ASSIGNMENT -
Start at the top line and retype the data exactly through to the end.

SUPPLIED RECORDS -
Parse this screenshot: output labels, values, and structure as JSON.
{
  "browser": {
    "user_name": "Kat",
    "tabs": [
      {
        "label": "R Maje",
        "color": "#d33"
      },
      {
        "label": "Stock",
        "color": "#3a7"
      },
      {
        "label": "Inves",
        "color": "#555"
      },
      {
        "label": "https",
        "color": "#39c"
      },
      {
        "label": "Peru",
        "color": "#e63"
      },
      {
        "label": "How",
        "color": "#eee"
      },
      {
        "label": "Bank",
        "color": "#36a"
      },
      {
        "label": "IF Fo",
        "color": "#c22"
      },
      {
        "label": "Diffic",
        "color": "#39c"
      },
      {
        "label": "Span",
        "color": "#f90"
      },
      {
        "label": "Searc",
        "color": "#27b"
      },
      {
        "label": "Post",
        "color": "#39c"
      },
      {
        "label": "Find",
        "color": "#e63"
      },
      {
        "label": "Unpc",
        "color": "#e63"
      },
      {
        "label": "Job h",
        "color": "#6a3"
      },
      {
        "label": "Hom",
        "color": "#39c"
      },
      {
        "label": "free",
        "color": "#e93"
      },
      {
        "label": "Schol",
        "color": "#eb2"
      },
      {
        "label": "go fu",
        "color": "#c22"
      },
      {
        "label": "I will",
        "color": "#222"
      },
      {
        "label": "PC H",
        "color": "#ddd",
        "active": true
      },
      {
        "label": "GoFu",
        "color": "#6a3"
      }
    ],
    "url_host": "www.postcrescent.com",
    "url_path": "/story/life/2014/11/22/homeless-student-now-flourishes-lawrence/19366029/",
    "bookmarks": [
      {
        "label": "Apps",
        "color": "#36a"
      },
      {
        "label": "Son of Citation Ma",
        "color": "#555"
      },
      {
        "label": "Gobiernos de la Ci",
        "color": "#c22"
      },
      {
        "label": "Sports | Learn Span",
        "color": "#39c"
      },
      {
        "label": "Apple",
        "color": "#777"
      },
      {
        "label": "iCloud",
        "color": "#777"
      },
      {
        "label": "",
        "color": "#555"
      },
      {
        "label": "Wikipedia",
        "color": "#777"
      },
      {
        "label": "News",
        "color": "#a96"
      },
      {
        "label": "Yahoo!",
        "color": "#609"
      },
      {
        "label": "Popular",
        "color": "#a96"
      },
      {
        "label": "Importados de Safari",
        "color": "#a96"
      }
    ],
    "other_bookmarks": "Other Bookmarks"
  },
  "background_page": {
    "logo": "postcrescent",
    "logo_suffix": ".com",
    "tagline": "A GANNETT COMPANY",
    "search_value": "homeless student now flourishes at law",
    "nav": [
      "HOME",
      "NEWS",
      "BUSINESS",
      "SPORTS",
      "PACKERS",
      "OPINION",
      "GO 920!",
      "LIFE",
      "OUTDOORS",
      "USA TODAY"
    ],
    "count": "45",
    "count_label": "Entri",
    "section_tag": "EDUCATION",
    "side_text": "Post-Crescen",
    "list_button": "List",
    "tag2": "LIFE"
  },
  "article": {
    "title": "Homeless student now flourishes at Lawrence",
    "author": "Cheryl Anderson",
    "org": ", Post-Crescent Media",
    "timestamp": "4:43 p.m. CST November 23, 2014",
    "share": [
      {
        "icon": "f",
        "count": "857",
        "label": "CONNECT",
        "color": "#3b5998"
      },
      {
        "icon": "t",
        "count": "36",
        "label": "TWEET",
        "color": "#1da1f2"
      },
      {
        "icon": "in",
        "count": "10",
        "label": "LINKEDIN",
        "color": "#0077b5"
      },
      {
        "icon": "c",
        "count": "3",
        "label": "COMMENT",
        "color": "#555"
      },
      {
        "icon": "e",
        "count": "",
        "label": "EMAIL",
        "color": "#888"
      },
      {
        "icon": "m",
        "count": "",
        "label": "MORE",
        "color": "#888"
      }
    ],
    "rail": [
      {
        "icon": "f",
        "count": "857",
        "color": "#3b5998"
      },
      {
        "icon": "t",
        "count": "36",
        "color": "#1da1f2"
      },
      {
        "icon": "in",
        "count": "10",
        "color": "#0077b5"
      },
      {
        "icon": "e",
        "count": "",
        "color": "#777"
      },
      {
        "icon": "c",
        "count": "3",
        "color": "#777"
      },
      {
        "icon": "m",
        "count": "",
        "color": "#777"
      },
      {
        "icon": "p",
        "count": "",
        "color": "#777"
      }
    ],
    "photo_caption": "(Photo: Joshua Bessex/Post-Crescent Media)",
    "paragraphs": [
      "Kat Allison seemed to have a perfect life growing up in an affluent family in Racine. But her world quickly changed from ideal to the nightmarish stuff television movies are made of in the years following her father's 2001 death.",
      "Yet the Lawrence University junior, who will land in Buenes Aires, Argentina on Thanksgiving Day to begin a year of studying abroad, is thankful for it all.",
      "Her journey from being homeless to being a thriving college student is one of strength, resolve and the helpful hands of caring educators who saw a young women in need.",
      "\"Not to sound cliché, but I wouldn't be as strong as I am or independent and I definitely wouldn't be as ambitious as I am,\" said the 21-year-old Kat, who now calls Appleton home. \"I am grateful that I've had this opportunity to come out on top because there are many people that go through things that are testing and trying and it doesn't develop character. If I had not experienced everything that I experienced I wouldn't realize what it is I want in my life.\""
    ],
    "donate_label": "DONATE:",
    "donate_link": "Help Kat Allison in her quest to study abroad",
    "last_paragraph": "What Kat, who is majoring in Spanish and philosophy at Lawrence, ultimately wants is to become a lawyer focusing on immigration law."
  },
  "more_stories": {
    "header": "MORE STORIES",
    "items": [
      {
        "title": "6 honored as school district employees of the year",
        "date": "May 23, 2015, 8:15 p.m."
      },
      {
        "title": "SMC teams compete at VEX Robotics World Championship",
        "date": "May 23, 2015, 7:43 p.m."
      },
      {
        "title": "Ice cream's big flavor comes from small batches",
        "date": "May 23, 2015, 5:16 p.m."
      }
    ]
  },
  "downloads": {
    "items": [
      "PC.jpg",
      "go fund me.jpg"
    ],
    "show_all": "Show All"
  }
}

RESPONSE -
Parse this screenshot: output labels, values, and structure as JSON.
{
  "browser": {
    "user_name": "Kat",
    "tabs": [
      {
        "label": "R Maje",
        "color": "#d33"
      },
      {
        "label": "Stock",
        "color": "#3a7"
      },
      {
        "label": "Inves",
        "color": "#555"
      },
      {
        "label": "https",
        "color": "#39c"
      },
      {
        "label": "Peru",
        "color": "#e63"
      },
      {
        "label": "How",
        "color": "#eee"
      },
      {
        "label": "Bank",
        "color": "#36a"
      },
      {
        "label": "IF Fo",
        "color": "#c22"
      },
      {
        "label": "Diffic",
        "color": "#39c"
      },
      {
        "label": "Span",
        "color": "#f90"
      },
      {
        "label": "Searc",
        "color": "#27b"
      },
      {
        "label": "Post",
        "color": "#39c"
      },
      {
        "label": "Find",
        "color": "#e63"
      },
      {
        "label": "Unpc",
        "color": "#e63"
      },
      {
        "label": "Job h",
        "color": "#6a3"
      },
      {
        "label": "Hom",
        "color": "#39c"
      },
      {
        "label": "free",
        "color": "#e93"
      },
      {
        "label": "Schol",
        "color": "#eb2"
      },
      {
        "label": "go fu",
        "color": "#c22"
      },
      {
        "label": "I will",
        "color": "#222"
      },
      {
        "label": "PC H",
        "color": "#ddd",
        "active": true
      },
      {
        "label": "GoFu",
        "color": "#6a3"
      }
    ],
    "url_host": "www.postcrescent.com",
    "url_path": "/story/life/2014/11/22/homeless-student-now-flourishes-lawrence/19366029/",
    "bookmarks": [
      {
        "label": "Apps",
        "color": "#36a"
      },
      {
        "label": "Son of Citation Ma",
        "color": "#555"
      },
      {
        "label": "Gobiernos de la Ci",
        "color": "#c22"
      },
      {
        "label": "Sports | Learn Span",
        "color": "#39c"
      },
      {
        "label": "Apple",
        "color": "#777"
      },
      {
        "label": "iCloud",
        "color": "#777"
      },
      {
        "label": "",
        "color": "#555"
      },
      {
        "label": "Wikipedia",
        "color": "#777"
      },
      {
        "label": "News",
        "color": "#a96"
      },
      {
        "label": "Yahoo!",
        "color": "#609"
      },
      {
        "label": "Popular",
        "color": "#a96"
      },
      {
        "label": "Importados de Safari",
        "color": "#a96"
      }
    ],
    "other_bookmarks": "Other Bookmarks"
  },
  "background_page": {
    "logo": "postcrescent",
    "logo_suffix": ".com",
    "tagline": "A GANNETT COMPANY",
    "search_value": "homeless student now flourishes at law",
    "nav": [
      "HOME",
      "NEWS",
      "BUSINESS",
      "SPORTS",
      "PACKERS",
      "OPINION",
      "GO 920!",
      "LIFE",
      "OUTDOORS",
      "USA TODAY"
    ],
    "count": "45",
    "count_label": "Entri",
    "section_tag": "EDUCATION",
    "side_text": "Post-Crescen",
    "list_button": "List",
    "tag2": "LIFE"
  },
  "article": {
    "title": "Homeless student now flourishes at Lawrence",
    "author": "Cheryl Anderson",
    "org": ", Post-Crescent Media",
    "timestamp": "4:43 p.m. CST November 23, 2014",
    "share": [
      {
        "icon": "f",
        "count": "857",
        "label": "CONNECT",
        "color": "#3b5998"
      },
      {
        "icon": "t",
        "count": "36",
        "label": "TWEET",
        "color": "#1da1f2"
      },
      {
        "icon": "in",
        "count": "10",
        "label": "LINKEDIN",
        "color": "#0077b5"
      },
      {
        "icon": "c",
        "count": "3",
        "label": "COMMENT",
        "color": "#555"
      },
      {
        "icon": "e",
        "count": "",
        "label": "EMAIL",
        "color": "#888"
      },
      {
        "icon": "m",
        "count": "",
        "label": "MORE",
        "color": "#888"
      }
    ],
    "rail": [
      {
        "icon": "f",
        "count": "857",
        "color": "#3b5998"
      },
      {
        "icon": "t",
        "count": "36",
        "color": "#1da1f2"
      },
      {
        "icon": "in",
        "count": "10",
        "color": "#0077b5"
      },
      {
        "icon": "e",
        "count": "",
        "color": "#777"
      },
      {
        "icon": "c",
        "count": "3",
        "color": "#777"
      },
      {
        "icon": "m",
        "count": "",
        "color": "#777"
      },
      {
        "icon": "p",
        "count": "",
        "color": "#777"
      }
    ],
    "photo_caption": "(Photo: Joshua Bessex/Post-Crescent Media)",
    "paragraphs": [
      "Kat Allison seemed to have a perfect life growing up in an affluent family in Racine. But her world quickly changed from ideal to the nightmarish stuff television movies are made of in the years following her father's 2001 death.",
      "Yet the Lawrence University junior, who will land in Buenes Aires, Argentina on Thanksgiving Day to begin a year of studying abroad, is thankful for it all.",
      "Her journey from being homeless to being a thriving college student is one of strength, resolve and the helpful hands of caring educators who saw a young women in need.",
      "\"Not to sound cliché, but I wouldn't be as strong as I am or independent and I definitely wouldn't be as ambitious as I am,\" said the 21-year-old Kat, who now calls Appleton home. \"I am grateful that I've had this opportunity to come out on top because there are many people that go through things that are testing and trying and it doesn't develop character. If I had not experienced everything that I experienced I wouldn't realize what it is I want in my life.\""
    ],
    "donate_label": "DONATE:",
    "donate_link": "Help Kat Allison in her quest to study abroad",
    "last_paragraph": "What Kat, who is majoring in Spanish and philosophy at Lawrence, ultimately wants is to become a lawyer focusing on immigration law."
  },
  "more_stories": {
    "header": "MORE STORIES",
    "items": [
      {
        "title": "6 honored as school district employees of the year",
        "date": "May 23, 2015, 8:15 p.m."
      },
      {
        "title": "SMC teams compete at VEX Robotics World Championship",
        "date": "May 23, 2015, 7:43 p.m."
      },
      {
        "title": "Ice cream's big flavor comes from small batches",
        "date": "May 23, 2015, 5:16 p.m."
      }
    ]
  },
  "downloads": {
    "items": [
      "PC.jpg",
      "go fund me.jpg"
    ],
    "show_all": "Show All"
  }
}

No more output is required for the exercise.